There seems to be a mistaken impression that because setting your own figures is permitted in late eighteenth and early nineteenth century ("Regency") English country dancing, it must be required, and people who want to dance authentically need to stop using their favorite tunes and give up all their favorite figures in favor of learning to make them up on the spot.
That's not actually true. Assuming you have good reconstructions, which admittedly is a rather large assumption given how many dreadful (in a historical sense) ones are floating around, it's perfectly possible to keep right on doing the same figures to the same tunes forever and be historically correct. It's boring, and it's not displaying high-level ballroom skills for a dancer of the era (if you can consider "able to choose a different tune now and then" a suitable bar to clear to have "high-level ballroom skills"; it seems like a pretty low bar to me), but not incorrect.

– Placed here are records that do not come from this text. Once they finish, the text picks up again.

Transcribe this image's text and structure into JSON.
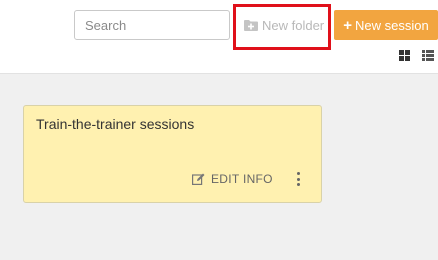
{
  "toolbar": {
    "search_placeholder": "Search",
    "new_folder_label": "New folder",
    "new_session_label": "New session",
    "new_session_color": "#f2a540",
    "highlight_color": "#e0101a"
  },
  "view_toggle": {
    "grid_icon": "grid-view-icon",
    "list_icon": "list-view-icon"
  },
  "cards": [
    {
      "title": "Train-the-trainer sessions",
      "edit_label": "EDIT INFO",
      "background": "#fff1b0"
    }
  ]
}
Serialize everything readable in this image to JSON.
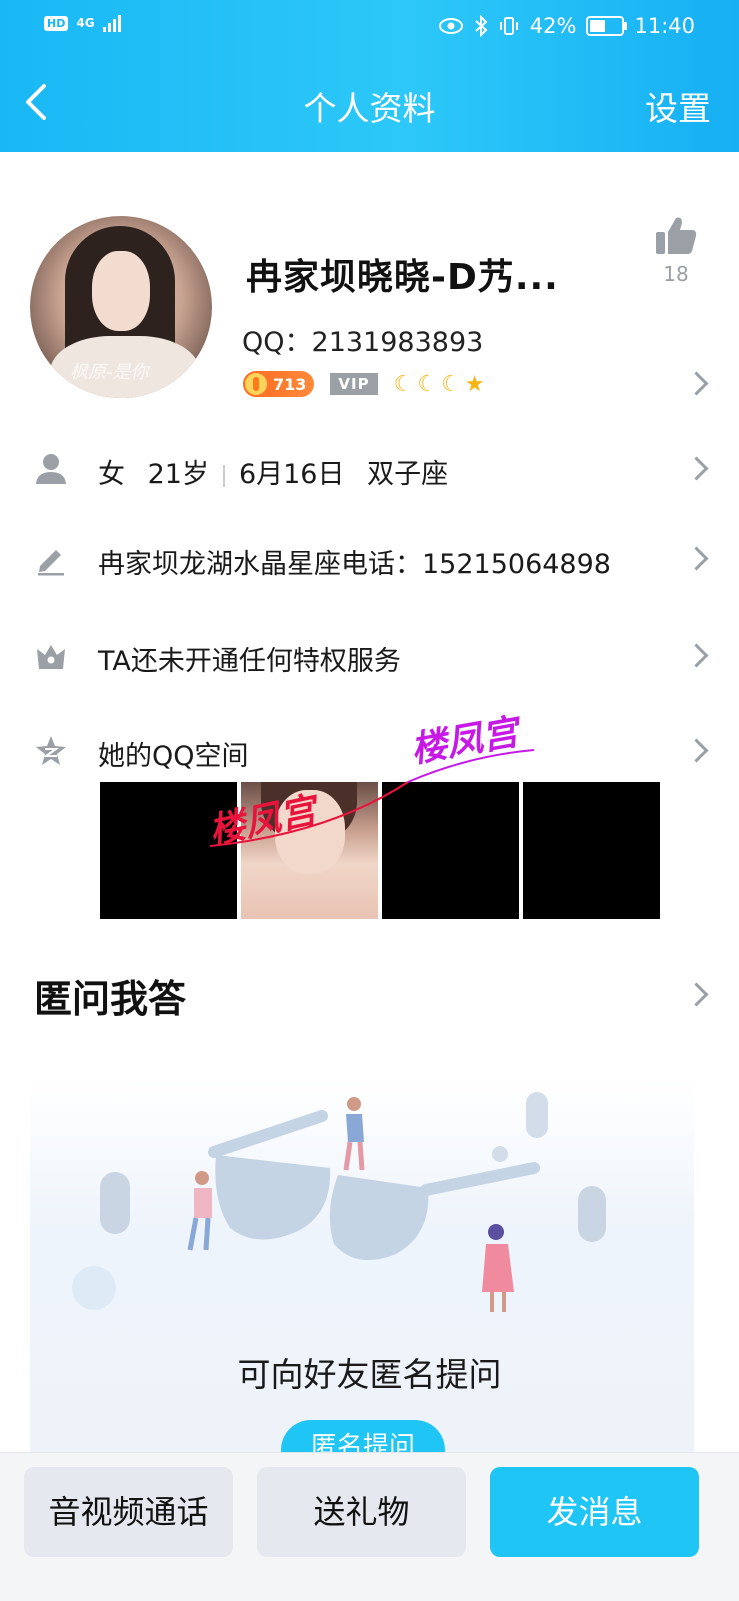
{
  "status_bar": {
    "network": "4G",
    "battery": "42%",
    "time": "11:40"
  },
  "nav": {
    "title": "个人资料",
    "settings": "设置"
  },
  "profile": {
    "name": "冉家坝晓晓-D艿...",
    "qq_label": "QQ：",
    "qq_number": "2131983893",
    "coin_level": "713",
    "vip": "VIP",
    "likes": "18",
    "avatar_watermark": "枫原-是你"
  },
  "info": {
    "gender": "女",
    "age": "21岁",
    "birthday": "6月16日",
    "zodiac": "双子座",
    "signature": "冉家坝龙湖水晶星座电话：15215064898",
    "privilege": "TA还未开通任何特权服务",
    "qzone": "她的QQ空间"
  },
  "watermarks": {
    "a": "楼凤宫",
    "b": "楼凤宫"
  },
  "qa": {
    "title": "匿问我答",
    "prompt": "可向好友匿名提问",
    "ask_button": "匿名提问"
  },
  "bottom": {
    "call": "音视频通话",
    "gift": "送礼物",
    "message": "发消息"
  },
  "colors": {
    "accent": "#1fc6f5",
    "header": "#19b8f5",
    "coin": "#ff7a1a",
    "moon": "#f7b514"
  }
}
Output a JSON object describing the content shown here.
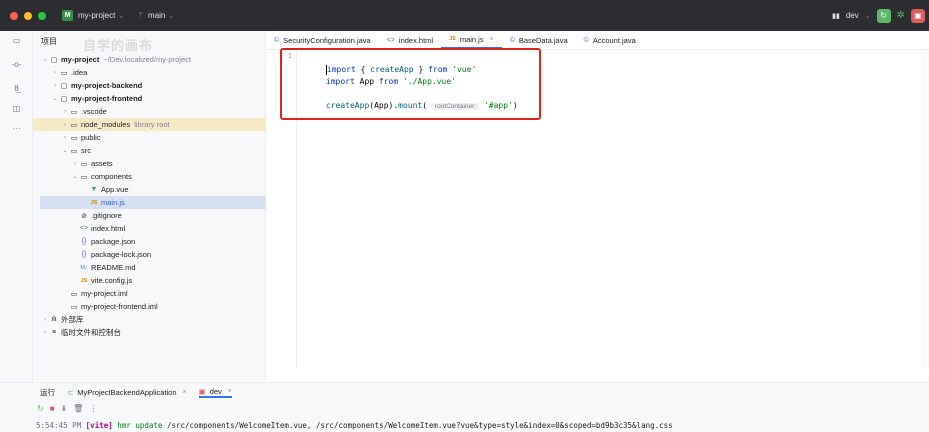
{
  "titlebar": {
    "project_badge": "M",
    "project_name": "my-project",
    "branch": "main",
    "run_config": "dev",
    "colors": {
      "close": "#ff5f57",
      "minimize": "#febc2e",
      "maximize": "#28c840"
    },
    "icons": [
      "branch-icon",
      "run-icon",
      "debug-icon",
      "stop-icon"
    ]
  },
  "project_panel": {
    "title": "项目",
    "watermark": "自学的画布",
    "tree": [
      {
        "label": "my-project",
        "suffix": "~/Dev.localized/my-project",
        "arrow": "⌄",
        "icon": "▢",
        "bold": true
      },
      {
        "label": ".idea",
        "arrow": "›",
        "icon": "▭"
      },
      {
        "label": "my-project-backend",
        "arrow": "›",
        "icon": "▢",
        "bold": true
      },
      {
        "label": "my-project-frontend",
        "arrow": "⌄",
        "icon": "▢",
        "bold": true
      },
      {
        "label": ".vscode",
        "arrow": "›",
        "icon": "▭"
      },
      {
        "label": "node_modules",
        "suffix": "library root",
        "arrow": "›",
        "icon": "▭"
      },
      {
        "label": "public",
        "arrow": "›",
        "icon": "▭"
      },
      {
        "label": "src",
        "arrow": "⌄",
        "icon": "▭"
      },
      {
        "label": "assets",
        "arrow": "›",
        "icon": "▭"
      },
      {
        "label": "components",
        "arrow": "⌄",
        "icon": "▭"
      },
      {
        "label": "App.vue",
        "arrow": "",
        "icon": "▼"
      },
      {
        "label": "main.js",
        "arrow": "",
        "icon": "JS"
      },
      {
        "label": ".gitignore",
        "arrow": "",
        "icon": "⊘"
      },
      {
        "label": "index.html",
        "arrow": "",
        "icon": "<>"
      },
      {
        "label": "package.json",
        "arrow": "",
        "icon": "{}"
      },
      {
        "label": "package-lock.json",
        "arrow": "",
        "icon": "{}"
      },
      {
        "label": "README.md",
        "arrow": "",
        "icon": "M↓"
      },
      {
        "label": "vite.config.js",
        "arrow": "",
        "icon": "JS"
      },
      {
        "label": "my-project.iml",
        "arrow": "",
        "icon": "▭"
      },
      {
        "label": "my-project-frontend.iml",
        "arrow": "",
        "icon": "▭"
      },
      {
        "label": "外部库",
        "arrow": "›",
        "icon": "ılı"
      },
      {
        "label": "临时文件和控制台",
        "arrow": "›",
        "icon": "≡"
      }
    ]
  },
  "editor": {
    "tabs": [
      {
        "label": "SecurityConfiguration.java",
        "icon": "©"
      },
      {
        "label": "index.html",
        "icon": "<>"
      },
      {
        "label": "main.js",
        "icon": "JS",
        "close": "×"
      },
      {
        "label": "BaseData.java",
        "icon": "©"
      },
      {
        "label": "Account.java",
        "icon": "©"
      }
    ],
    "line_numbers": [
      "1"
    ],
    "code": {
      "line1": {
        "kw1": "import",
        "p1": " { ",
        "fn1": "createApp",
        "p2": " } ",
        "kw2": "from",
        "sp": " ",
        "str1": "'vue'"
      },
      "line2": {
        "kw1": "import",
        "p1": " App ",
        "kw2": "from",
        "sp": " ",
        "str1": "'./App.vue'"
      },
      "line3": {
        "fn1": "createApp",
        "p1": "(App).",
        "fn2": "mount",
        "p2": "( ",
        "hint": "rootContainer:",
        "sp": " ",
        "str1": "'#app'",
        "p3": ")"
      }
    }
  },
  "bottom": {
    "run_label": "运行",
    "tabs": [
      {
        "label": "MyProjectBackendApplication",
        "close": "×"
      },
      {
        "label": "dev",
        "close": "×"
      }
    ],
    "console_line": {
      "time": "5:54:45 PM",
      "tag": "[vite]",
      "action": "hmr update",
      "text": "/src/components/WelcomeItem.vue, /src/components/WelcomeItem.vue?vue&type=style&index=0&scoped=bd9b3c35&lang.css"
    }
  }
}
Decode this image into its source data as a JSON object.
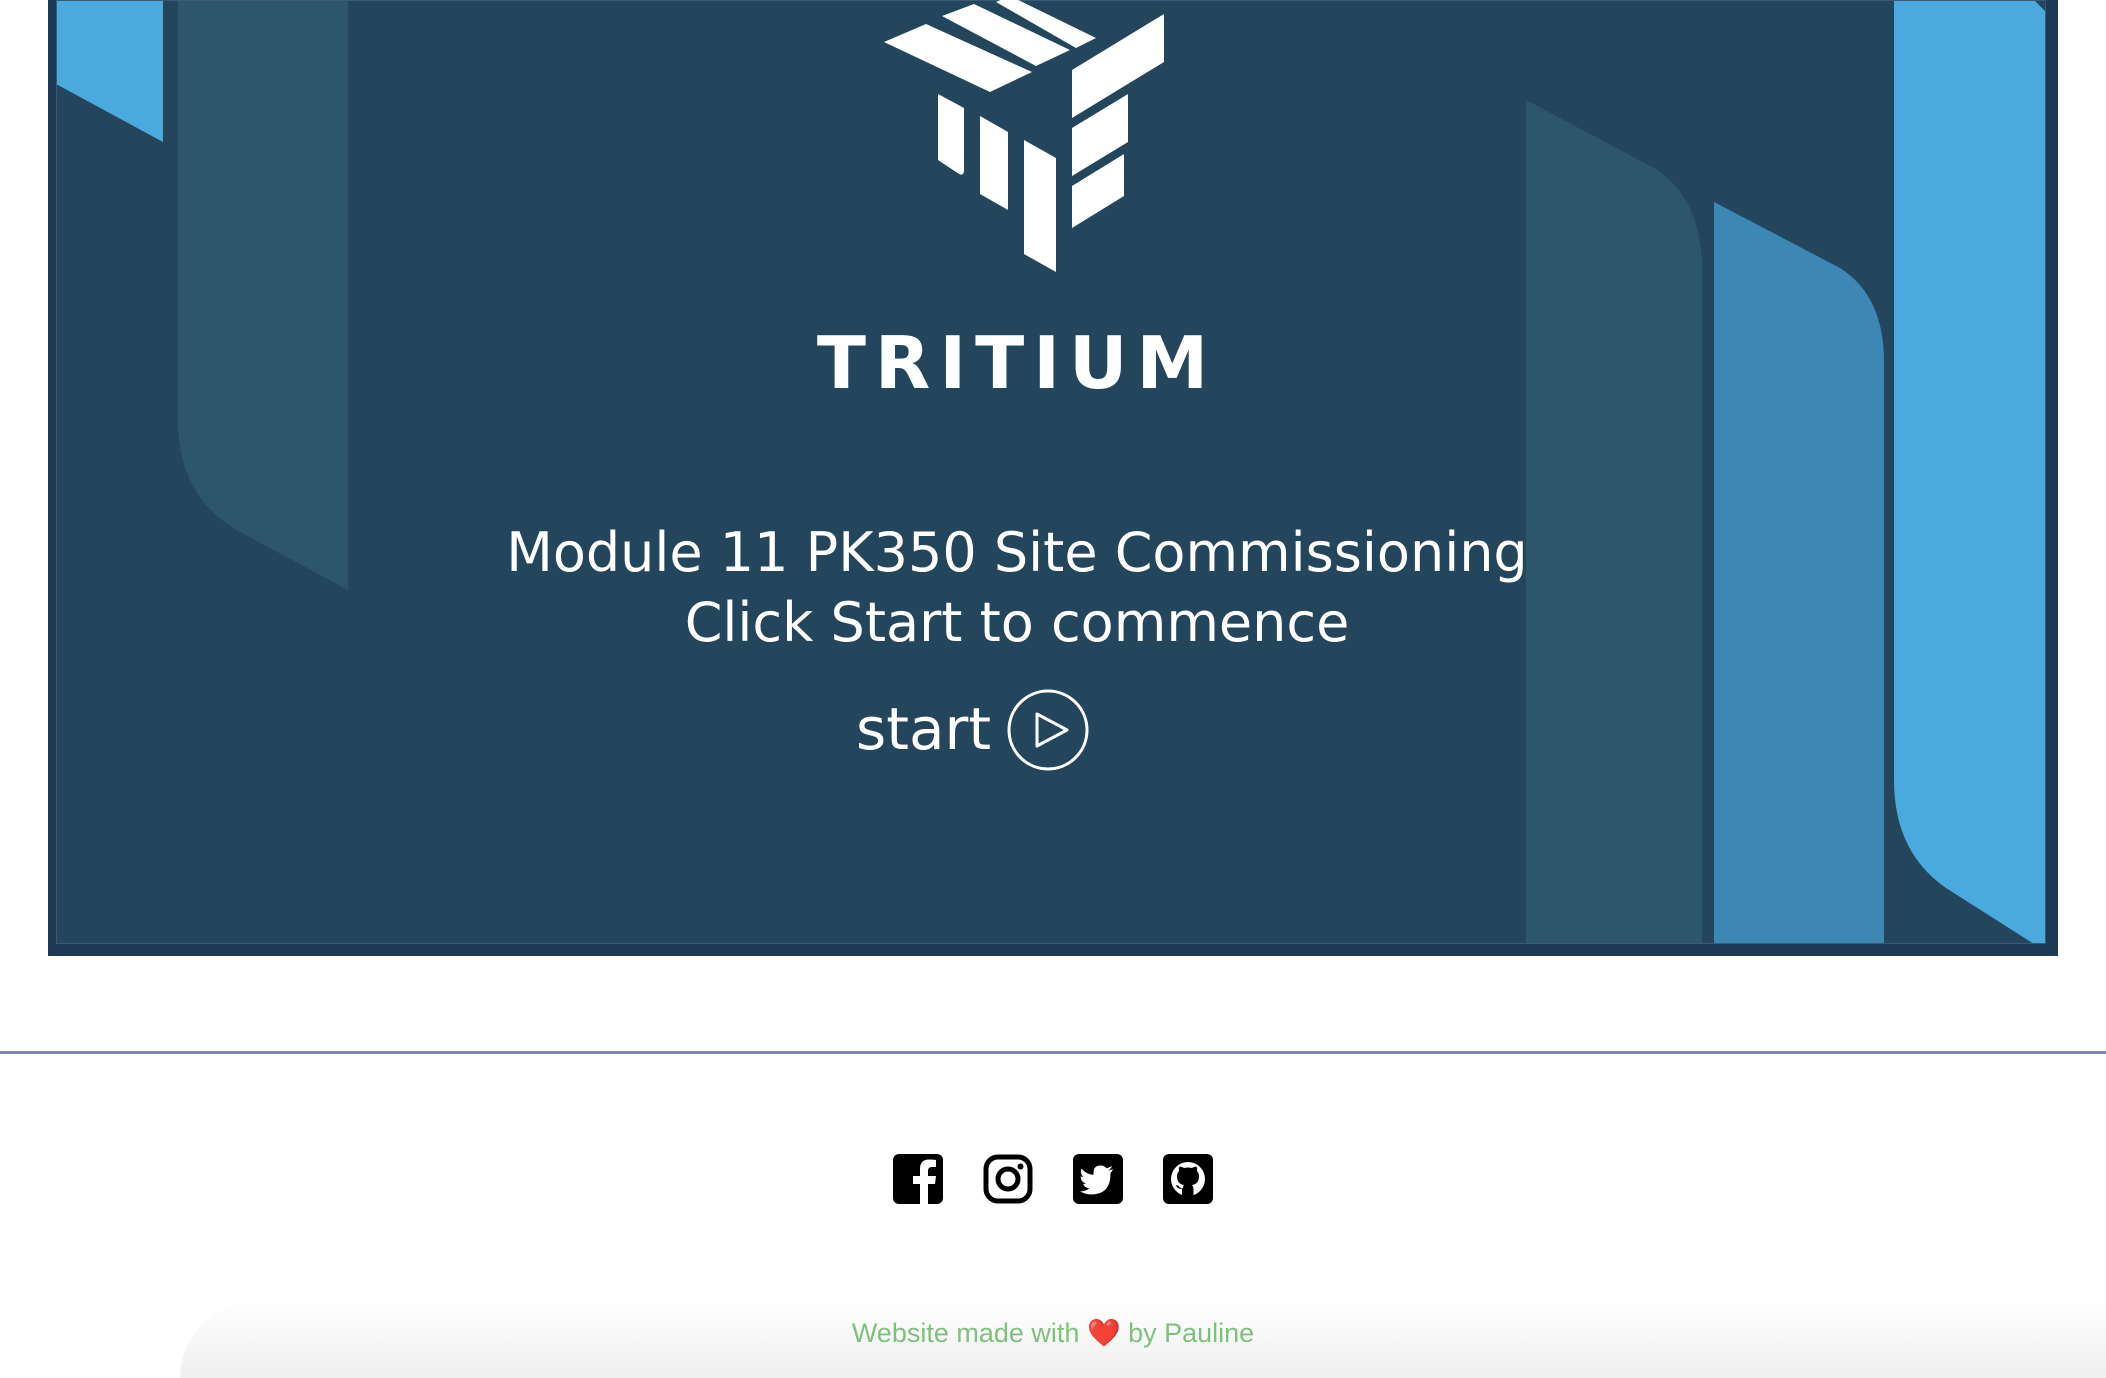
{
  "slide": {
    "brand": "TRITIUM",
    "title_line1": "Module 11 PK350 Site Commissioning",
    "title_line2": "Click Start to commence",
    "start_label": "start",
    "start_icon": "play-circle-icon",
    "colors": {
      "background": "#24465d",
      "frame": "#1c3a56",
      "accent_light_blue": "#4aaade",
      "accent_mid_blue": "#3d87b4",
      "accent_muted": "#2d566b"
    }
  },
  "footer": {
    "social": [
      {
        "name": "facebook",
        "icon": "facebook-icon"
      },
      {
        "name": "instagram",
        "icon": "instagram-icon"
      },
      {
        "name": "twitter",
        "icon": "twitter-icon"
      },
      {
        "name": "github",
        "icon": "github-icon"
      }
    ],
    "credit_prefix": "Website made with",
    "credit_heart": "❤️",
    "credit_suffix": "by Pauline",
    "colors": {
      "divider": "#7f7fd0",
      "credit_text": "#7cc27a"
    }
  }
}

What has to change is not what you do, but how you do it and how you think about it.
Incorrect: "This dance is called [name]. Its figures are [figures]"
Correct: "Here are the figures: [figures]. We're going to dance them to the tune [name]."
See what I did there? You can do exactly the same figures to exactly the same tune. Just...say it differently. Think about it differently. Understand the difference between a tune (music; the thing with a name) and dance figures (a selection from a limited repertoire of "glossary figures" put together in mostly-predictable ways).
And when you internalize that mindset rather than the modern one, the varied world of historical Regency dancing opens up to you.